Front-wheel drive power wheelchairs can maneuver well over small obstacles. They have a respectable turning radius and are easier to maneuver within the home or in tight spaces. Although these chairs are known for providing good stability, they can fishtail when turning at high speeds. Front wheel drive power wheelchairs are suitable for indoor and outdoor use.
Mid-wheel drive is the most common drive system. It has the tightest turning radius and is great for use in apartments, malls, or anywhere else space is limited. This drive system is very easy to maneuver indoors or on flat surfaces outdoors, but it does not maneuver as well over hills or rough terrain.
Rear-wheel drive power wheelchairs maneuver well over rough terrain making them a good choice for outdoor activities such as hikes. Rear wheel drive has greater maneuverability, even while traveling at high speeds. It has a larger turning radius, so it may be difficult to maneuver indoors.
There are two main types of seats: a traditional seat, which makes the power wheelchair look like a manual wheelchair, and a captain’s seat, which provides more cushioning and is contoured for the user. The amount of cushioning in the seat and backrest may be important for the user, especially if they require additional support.
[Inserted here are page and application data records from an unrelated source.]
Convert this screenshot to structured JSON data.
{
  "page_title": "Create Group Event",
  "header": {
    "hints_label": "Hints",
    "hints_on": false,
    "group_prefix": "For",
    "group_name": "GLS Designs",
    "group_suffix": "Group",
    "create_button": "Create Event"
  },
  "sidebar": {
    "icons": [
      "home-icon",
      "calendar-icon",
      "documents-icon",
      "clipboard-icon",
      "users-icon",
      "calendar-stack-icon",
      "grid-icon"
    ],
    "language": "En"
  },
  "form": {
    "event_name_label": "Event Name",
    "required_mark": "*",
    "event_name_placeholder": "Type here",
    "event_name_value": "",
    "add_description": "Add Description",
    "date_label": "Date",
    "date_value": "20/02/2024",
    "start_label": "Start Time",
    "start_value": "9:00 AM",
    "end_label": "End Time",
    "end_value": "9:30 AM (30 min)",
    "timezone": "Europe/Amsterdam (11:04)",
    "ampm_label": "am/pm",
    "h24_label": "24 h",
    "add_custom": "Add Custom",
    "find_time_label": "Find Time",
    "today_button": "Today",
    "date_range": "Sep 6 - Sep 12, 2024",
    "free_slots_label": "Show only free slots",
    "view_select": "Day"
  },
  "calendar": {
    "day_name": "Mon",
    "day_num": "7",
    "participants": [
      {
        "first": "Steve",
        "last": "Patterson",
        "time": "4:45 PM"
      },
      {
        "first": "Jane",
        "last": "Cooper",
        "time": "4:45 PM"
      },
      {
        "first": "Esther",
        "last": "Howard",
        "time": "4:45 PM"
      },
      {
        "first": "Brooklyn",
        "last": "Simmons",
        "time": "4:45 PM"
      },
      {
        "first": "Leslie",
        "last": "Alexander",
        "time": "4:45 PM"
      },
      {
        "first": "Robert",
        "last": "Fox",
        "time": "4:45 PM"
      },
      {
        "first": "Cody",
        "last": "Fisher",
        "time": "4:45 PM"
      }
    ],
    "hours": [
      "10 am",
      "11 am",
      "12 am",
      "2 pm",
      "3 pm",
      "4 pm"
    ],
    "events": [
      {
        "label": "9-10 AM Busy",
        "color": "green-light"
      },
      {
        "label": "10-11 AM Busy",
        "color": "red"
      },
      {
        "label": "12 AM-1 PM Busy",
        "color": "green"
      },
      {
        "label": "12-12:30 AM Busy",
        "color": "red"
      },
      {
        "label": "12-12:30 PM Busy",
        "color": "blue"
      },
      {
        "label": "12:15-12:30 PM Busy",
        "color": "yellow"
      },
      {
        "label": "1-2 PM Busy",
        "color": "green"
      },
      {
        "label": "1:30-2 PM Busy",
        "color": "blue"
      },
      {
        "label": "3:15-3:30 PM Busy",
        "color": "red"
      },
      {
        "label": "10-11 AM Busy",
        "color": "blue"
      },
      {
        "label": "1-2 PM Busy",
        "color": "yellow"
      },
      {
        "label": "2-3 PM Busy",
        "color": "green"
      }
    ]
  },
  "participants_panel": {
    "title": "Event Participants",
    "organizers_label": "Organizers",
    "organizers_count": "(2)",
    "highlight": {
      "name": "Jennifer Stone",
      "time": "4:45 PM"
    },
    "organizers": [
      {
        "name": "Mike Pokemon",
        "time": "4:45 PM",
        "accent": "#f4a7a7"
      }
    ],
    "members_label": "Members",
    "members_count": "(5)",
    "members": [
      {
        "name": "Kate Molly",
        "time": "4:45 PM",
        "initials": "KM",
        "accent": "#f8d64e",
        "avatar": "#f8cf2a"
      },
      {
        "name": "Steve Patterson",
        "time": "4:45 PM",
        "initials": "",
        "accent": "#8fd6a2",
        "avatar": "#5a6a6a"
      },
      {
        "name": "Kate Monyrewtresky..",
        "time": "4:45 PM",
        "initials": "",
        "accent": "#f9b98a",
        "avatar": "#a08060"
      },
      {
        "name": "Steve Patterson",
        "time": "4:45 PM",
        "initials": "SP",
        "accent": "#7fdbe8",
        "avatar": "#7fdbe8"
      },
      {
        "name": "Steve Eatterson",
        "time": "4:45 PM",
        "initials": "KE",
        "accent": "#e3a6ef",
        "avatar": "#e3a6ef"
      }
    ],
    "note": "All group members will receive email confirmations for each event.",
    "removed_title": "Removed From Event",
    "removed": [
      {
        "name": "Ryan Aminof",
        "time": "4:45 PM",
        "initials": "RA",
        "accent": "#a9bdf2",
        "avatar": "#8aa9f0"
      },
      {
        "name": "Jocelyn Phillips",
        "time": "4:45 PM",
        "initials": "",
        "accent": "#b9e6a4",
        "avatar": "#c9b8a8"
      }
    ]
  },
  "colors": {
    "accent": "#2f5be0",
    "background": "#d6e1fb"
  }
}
They can be contoured foam, air filled, a combination of the two or gel-filled. Power wheelchairs with traditional seats and seats with less padding are generally more portable.
There are various options for headrests, leg rests, backrests, and cushions available depending on the model of the power wheelchair. These specifications are to be determined by the ADP authorizer/occupational therapist.
Recline and tilt
Most power wheelchairs are designed for the user to sit in an upright position. For users that have trouble shifting their weight (to relieve pressure and increase blood flow), some chairs can recline, while others can tilt in space (change the orientation of the chair without changing any of the lower body angles). Silver Cross does not offer tilt and recline options.